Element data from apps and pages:
★ ★ ★ ★
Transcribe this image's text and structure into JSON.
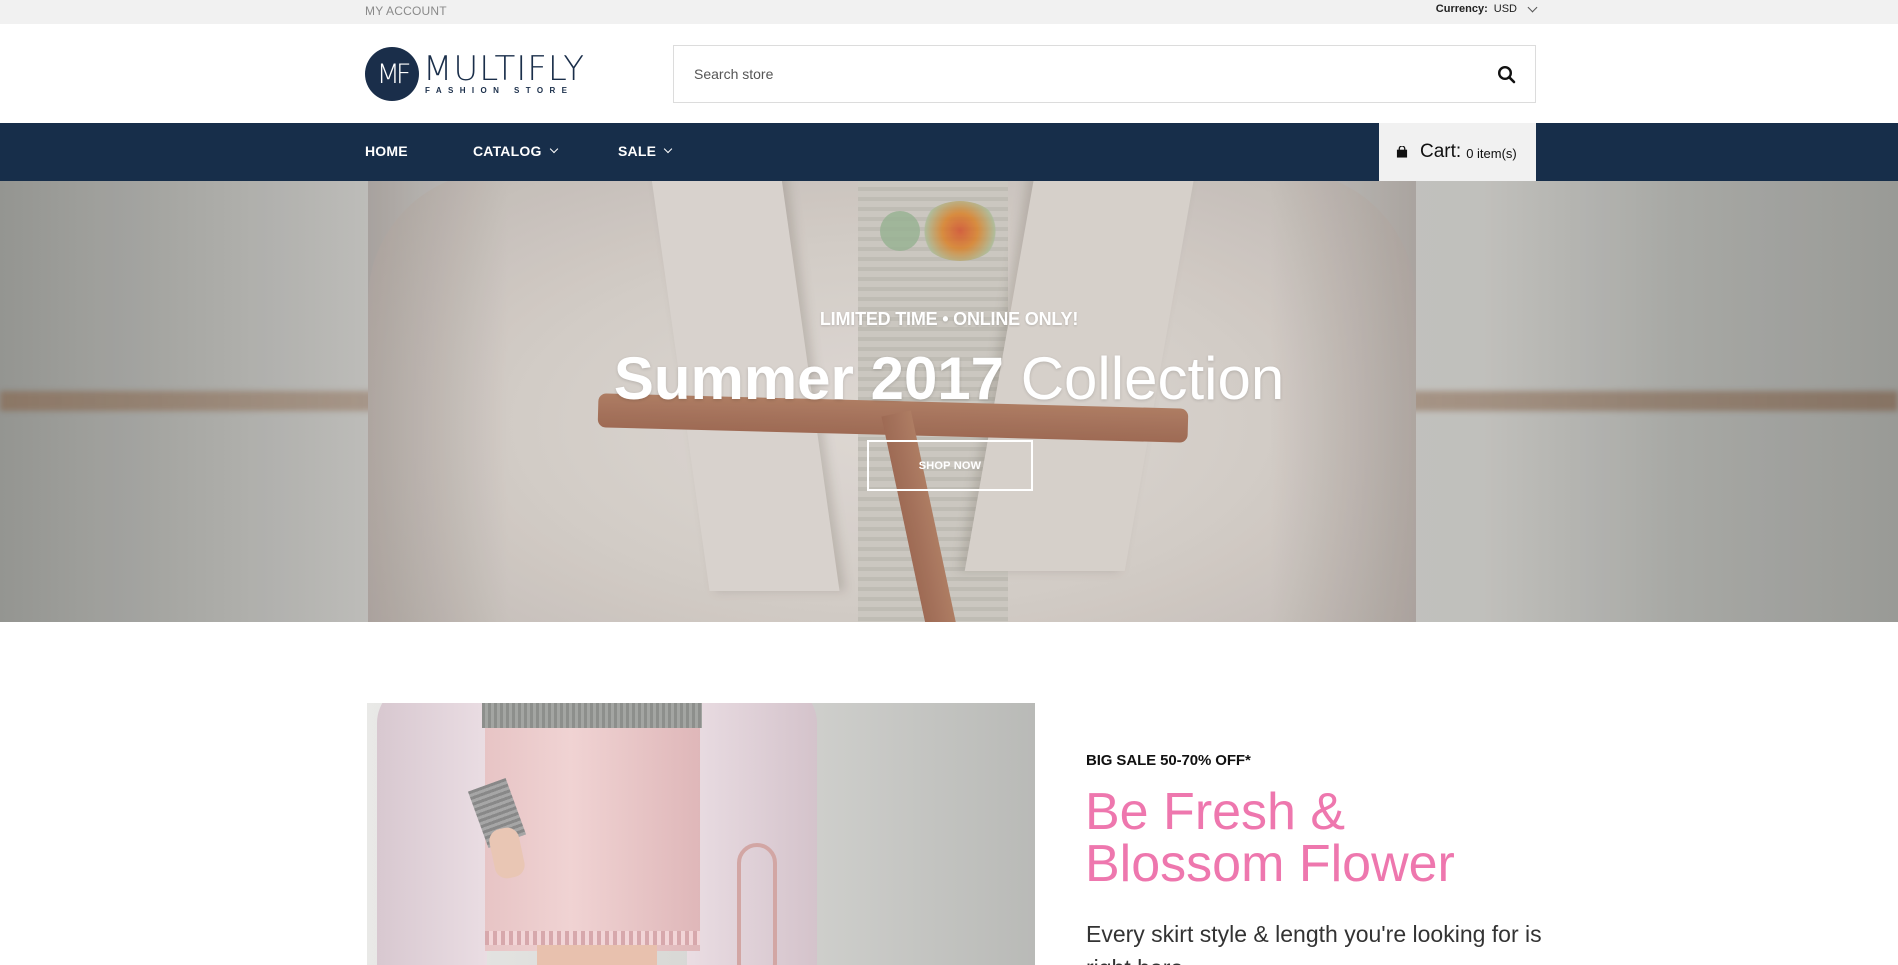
{
  "topbar": {
    "my_account": "MY ACCOUNT",
    "currency_label": "Currency:",
    "currency_value": "USD"
  },
  "header": {
    "logo_mark": "MF",
    "logo_name": "MULTIFLY",
    "logo_tagline": "FASHION STORE",
    "search_placeholder": "Search store",
    "brand_color": "#1a2e4a"
  },
  "nav": {
    "items": [
      {
        "label": "HOME",
        "dropdown": false
      },
      {
        "label": "CATALOG",
        "dropdown": true
      },
      {
        "label": "SALE",
        "dropdown": true
      }
    ],
    "cart_label": "Cart:",
    "cart_count": "0 item(s)",
    "background": "#172e4a"
  },
  "hero": {
    "tagline": "LIMITED TIME • ONLINE ONLY!",
    "title_strong": "Summer 2017",
    "title_light": "Collection",
    "button_label": "SHOP NOW"
  },
  "promo": {
    "tag": "BIG SALE 50-70% OFF*",
    "title": "Be Fresh & Blossom Flower",
    "description": "Every skirt style & length you're looking for is right here.",
    "accent_color": "#ee77ae"
  }
}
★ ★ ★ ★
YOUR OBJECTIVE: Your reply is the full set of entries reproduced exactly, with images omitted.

ANSWER SECTION:
Transcribe this image's text and structure into JSON.
{
  "topbar": {
    "my_account": "MY ACCOUNT",
    "currency_label": "Currency:",
    "currency_value": "USD"
  },
  "header": {
    "logo_mark": "MF",
    "logo_name": "MULTIFLY",
    "logo_tagline": "FASHION STORE",
    "search_placeholder": "Search store",
    "brand_color": "#1a2e4a"
  },
  "nav": {
    "items": [
      {
        "label": "HOME",
        "dropdown": false
      },
      {
        "label": "CATALOG",
        "dropdown": true
      },
      {
        "label": "SALE",
        "dropdown": true
      }
    ],
    "cart_label": "Cart:",
    "cart_count": "0 item(s)",
    "background": "#172e4a"
  },
  "hero": {
    "tagline": "LIMITED TIME • ONLINE ONLY!",
    "title_strong": "Summer 2017",
    "title_light": "Collection",
    "button_label": "SHOP NOW"
  },
  "promo": {
    "tag": "BIG SALE 50-70% OFF*",
    "title": "Be Fresh & Blossom Flower",
    "description": "Every skirt style & length you're looking for is right here.",
    "accent_color": "#ee77ae"
  }
}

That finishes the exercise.